Not every story has a happy ending. Since her brother's death, eight-year-old Egg Murakami has been living day-to-day on the family ostrich farm near Bittercreek, discovering life to be an ever-perplexing condition. Mama Murakami has curled up inside a bottle, and Papa has exiled himself to the barn with the birds. Big sister Kathy tells stories to Egg so that the world might not seem so awful. The Murakami family is not happy. But in the hands of Tamai Kobayashi, their story becomes a drama of rare insight and virtuosity. Weighing physical, cultural, and emotional isolation against the backdrop of schoolyard battles and adult mysteries, Kobayashi paints a compelling portrait of a feisty and endearing outsider. As Kathy's final year in high school counts down to an uncertain future, the indomitable Egg sits quiet witness to her unravelling family as she tries to find her place in a bewildering world.
Winston MacDonald is in trouble. He's been suspended from school and he's run away from home. After the police pick him up, he is sent to spend time with his father--a newspaper columnist who hasn't been around much since the family split up a year ago. Travelling to Nova Scotia with his father, who is covering what he thinks is just a human interest story about a young man trying to run across Canada, Winston spends some time with Terry Fox and Terry's best friend, Doug. Their determination to achieve what seems like an impossible goal makes a big impression on Winston and he takes courage and inspiration from Terry's run.

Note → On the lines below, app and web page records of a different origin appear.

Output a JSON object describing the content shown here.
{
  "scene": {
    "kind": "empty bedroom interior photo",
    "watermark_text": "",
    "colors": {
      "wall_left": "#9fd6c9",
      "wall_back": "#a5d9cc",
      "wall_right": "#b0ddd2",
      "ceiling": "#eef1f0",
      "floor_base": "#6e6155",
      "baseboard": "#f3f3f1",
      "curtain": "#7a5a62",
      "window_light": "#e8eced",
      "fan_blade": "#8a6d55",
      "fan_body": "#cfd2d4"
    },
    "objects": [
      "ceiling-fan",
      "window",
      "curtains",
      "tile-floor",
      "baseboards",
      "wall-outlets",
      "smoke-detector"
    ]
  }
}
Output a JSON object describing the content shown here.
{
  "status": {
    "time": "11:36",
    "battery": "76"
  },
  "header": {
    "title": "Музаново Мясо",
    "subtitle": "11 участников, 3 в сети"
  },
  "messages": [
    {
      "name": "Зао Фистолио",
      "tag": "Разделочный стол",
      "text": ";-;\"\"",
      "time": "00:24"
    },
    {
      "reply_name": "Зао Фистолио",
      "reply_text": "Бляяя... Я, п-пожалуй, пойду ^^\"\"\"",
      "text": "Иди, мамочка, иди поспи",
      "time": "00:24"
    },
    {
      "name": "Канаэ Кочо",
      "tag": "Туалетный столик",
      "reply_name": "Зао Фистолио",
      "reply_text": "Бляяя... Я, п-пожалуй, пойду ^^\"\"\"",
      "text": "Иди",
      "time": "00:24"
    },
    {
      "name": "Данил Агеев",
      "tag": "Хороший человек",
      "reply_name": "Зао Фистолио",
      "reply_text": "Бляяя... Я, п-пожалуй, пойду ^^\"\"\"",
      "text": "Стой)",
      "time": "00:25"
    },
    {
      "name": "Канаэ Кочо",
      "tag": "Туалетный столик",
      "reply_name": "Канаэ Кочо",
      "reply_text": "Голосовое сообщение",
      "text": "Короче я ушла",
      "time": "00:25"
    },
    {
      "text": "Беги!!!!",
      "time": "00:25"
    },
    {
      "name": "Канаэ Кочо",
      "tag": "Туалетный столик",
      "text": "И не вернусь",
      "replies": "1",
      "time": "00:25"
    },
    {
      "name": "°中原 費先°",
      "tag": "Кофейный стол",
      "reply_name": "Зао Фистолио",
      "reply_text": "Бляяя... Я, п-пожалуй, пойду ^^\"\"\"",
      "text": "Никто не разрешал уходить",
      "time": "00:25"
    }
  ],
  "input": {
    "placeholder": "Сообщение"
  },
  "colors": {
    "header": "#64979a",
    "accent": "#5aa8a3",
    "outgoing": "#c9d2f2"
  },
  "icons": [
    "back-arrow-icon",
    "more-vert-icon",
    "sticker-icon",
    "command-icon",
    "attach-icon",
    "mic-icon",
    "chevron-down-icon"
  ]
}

He is overjoyed when his father's article about the Marathon of Hope ignites public interest across the country.
Seventeen-year-old Chloe’s summer vacation in Greece comes to an abrupt end when she is suddenly bound, gagged and whisked away to an unidentified location. Waking up from a drug-induced sleep, she finds herself in a squalid warehouse. After several days of total isolation, Chloe faces a new threat when her kidnapper appears. His revelation that she is being held as ransom for a prisoner exchange, however, does little to allay her fears. The weeks pass and Chloe fights to remain calm in an impossible situation. At least her kidnapper, although cold and distant, visits frequently, often bringing gifts. Before long, Chloe begins to have feelings for him that take her by surprise; still fearing for her safety, she now fantasizes about a life together. And is it her imagination, or does her captor share those feelings? Even when she is finally released, Chloe vows to protect her captor at any cost. This psychological thriller leaves readers wondering at every suspenseful turn.
The first book in Deborah Ellis's Breadwinner series is a novel about loyalty, survival, families and friendship under extraordinary circumstances during the Taliban's rule in Afghanistan. Eleven-year-old Parvana lives with her family in one room of a bombed-out apartment building in Kabul. Parvana's father -- a history teacher until his school was bombed and his health destroyed -- works in the marketplace, reading letters for people who cannot read or write. One day, he is arrested for the crime of having a foreign education, and the family is left without someone who can earn money or even shop for food. As conditions for the family grow desperate, only one solution emerges. Forbidden to earn money as a girl, Parvana must transform herself into a boy, and become the breadwinner.